The patchwork opposition backed by Turkey and Saudi Arabia has also taken a new shape. It is dominated by figures who want no role for Assad in Syria's future, or even in a transitional period. But the opposition's delegation now includes some groups seen as less hostile to Assad than the High Negotiations Committee, which was the main opposition faction in previous rounds.
WHAT CAN REASONABLY BE EXPECTED?
As before, de Mistura's team is trying to stick to a script laid out in U.N. Security Council resolution 2254 adopted in late 2015, which has called for a process of political transition. But that's among the thorniest issues, because it calls into question Assad's possible role for a country where many millions could want to seek justice for wartime killings and other horrors.
De Mistura said Wednesday that he's not expecting a breakthrough, but wants to build momentum. He said he envisions Thursday's meeting as the "beginning of a series of rounds that will be able to go much more in depth into the substantive issues."
James Dobbins, a senior fellow at the Rand Corp. think tank, said the talks should put consolidation of the cessation of hostilities at the top of the agenda, rather than "more irreconcilable differences over the future shape of the Syrian government."
Dobbins, a former U.S. assistant secretary of state, also pointed to the importance of the United States to "engage in a serious way in this process" and that the ethnic Kurds — who have been excluded from U.N. talks in the past — should eventually be included.

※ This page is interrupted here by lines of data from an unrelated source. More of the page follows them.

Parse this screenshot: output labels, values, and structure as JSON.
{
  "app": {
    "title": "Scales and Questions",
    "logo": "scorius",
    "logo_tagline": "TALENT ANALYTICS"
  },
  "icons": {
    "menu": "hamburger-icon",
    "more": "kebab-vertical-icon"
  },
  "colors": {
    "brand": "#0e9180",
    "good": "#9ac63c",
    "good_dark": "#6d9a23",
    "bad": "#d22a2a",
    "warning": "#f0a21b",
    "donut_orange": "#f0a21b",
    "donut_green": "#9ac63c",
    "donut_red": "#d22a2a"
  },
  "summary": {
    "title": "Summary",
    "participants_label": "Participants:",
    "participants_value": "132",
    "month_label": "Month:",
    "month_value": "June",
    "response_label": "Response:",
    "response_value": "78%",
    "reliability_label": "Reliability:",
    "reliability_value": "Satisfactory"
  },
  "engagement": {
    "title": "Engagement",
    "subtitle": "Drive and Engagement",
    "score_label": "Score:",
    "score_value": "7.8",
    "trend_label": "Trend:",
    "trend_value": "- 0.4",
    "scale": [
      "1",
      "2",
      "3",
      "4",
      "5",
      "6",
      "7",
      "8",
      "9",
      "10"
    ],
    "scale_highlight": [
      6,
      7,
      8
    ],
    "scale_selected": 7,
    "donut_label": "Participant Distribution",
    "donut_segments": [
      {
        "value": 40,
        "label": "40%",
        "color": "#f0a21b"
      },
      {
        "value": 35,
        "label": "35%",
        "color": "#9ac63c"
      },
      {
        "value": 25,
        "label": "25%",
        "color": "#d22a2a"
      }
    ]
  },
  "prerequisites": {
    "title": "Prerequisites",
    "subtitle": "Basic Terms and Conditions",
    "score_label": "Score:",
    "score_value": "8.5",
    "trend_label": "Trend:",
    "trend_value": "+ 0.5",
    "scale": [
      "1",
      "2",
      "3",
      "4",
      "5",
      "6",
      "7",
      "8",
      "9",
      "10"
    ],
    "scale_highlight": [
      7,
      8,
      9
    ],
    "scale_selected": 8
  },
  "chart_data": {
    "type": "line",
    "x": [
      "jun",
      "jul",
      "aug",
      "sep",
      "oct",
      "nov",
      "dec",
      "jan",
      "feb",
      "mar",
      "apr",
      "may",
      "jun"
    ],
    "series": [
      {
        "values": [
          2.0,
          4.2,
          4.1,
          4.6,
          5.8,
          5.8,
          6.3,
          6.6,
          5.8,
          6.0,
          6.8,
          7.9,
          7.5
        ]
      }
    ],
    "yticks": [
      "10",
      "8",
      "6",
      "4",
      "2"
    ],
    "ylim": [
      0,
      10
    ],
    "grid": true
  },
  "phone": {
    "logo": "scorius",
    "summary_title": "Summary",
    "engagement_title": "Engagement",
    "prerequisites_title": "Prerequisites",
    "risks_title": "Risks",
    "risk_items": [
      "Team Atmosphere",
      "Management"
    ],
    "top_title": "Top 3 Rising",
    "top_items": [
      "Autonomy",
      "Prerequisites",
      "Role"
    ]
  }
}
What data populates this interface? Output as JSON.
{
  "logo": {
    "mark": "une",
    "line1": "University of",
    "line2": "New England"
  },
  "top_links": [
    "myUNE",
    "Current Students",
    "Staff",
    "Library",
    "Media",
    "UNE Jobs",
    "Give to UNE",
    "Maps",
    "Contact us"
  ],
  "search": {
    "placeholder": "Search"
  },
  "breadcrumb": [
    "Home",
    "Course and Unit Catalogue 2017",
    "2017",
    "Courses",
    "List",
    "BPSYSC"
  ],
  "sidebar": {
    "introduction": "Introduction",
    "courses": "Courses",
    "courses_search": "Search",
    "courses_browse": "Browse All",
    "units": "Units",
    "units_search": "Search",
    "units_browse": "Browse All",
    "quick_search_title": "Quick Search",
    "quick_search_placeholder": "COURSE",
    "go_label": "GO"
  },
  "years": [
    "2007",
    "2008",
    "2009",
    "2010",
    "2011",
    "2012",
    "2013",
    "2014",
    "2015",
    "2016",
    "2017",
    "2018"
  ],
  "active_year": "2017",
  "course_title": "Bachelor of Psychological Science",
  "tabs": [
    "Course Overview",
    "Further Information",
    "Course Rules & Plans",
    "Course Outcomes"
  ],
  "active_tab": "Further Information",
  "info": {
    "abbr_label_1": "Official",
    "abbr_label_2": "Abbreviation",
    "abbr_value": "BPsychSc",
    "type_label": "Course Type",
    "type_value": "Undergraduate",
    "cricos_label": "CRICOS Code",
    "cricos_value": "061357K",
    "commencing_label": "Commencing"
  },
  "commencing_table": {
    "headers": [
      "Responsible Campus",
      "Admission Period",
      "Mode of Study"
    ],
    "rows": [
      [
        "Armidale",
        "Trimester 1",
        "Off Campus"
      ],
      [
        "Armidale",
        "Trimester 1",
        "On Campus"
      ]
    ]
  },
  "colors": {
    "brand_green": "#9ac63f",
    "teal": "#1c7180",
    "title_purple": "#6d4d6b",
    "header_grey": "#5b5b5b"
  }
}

"If it (the process) brings all the parties to the table, and it leads to consolidating the cessation of hostilities, even if it doesn't make progress on the issues that are considered formally on the agenda, I think it could be regarded as a success," Dobbins said. "On the other hand, if a breakdown over those issues leads to a resumption in violence, I think it's a failure."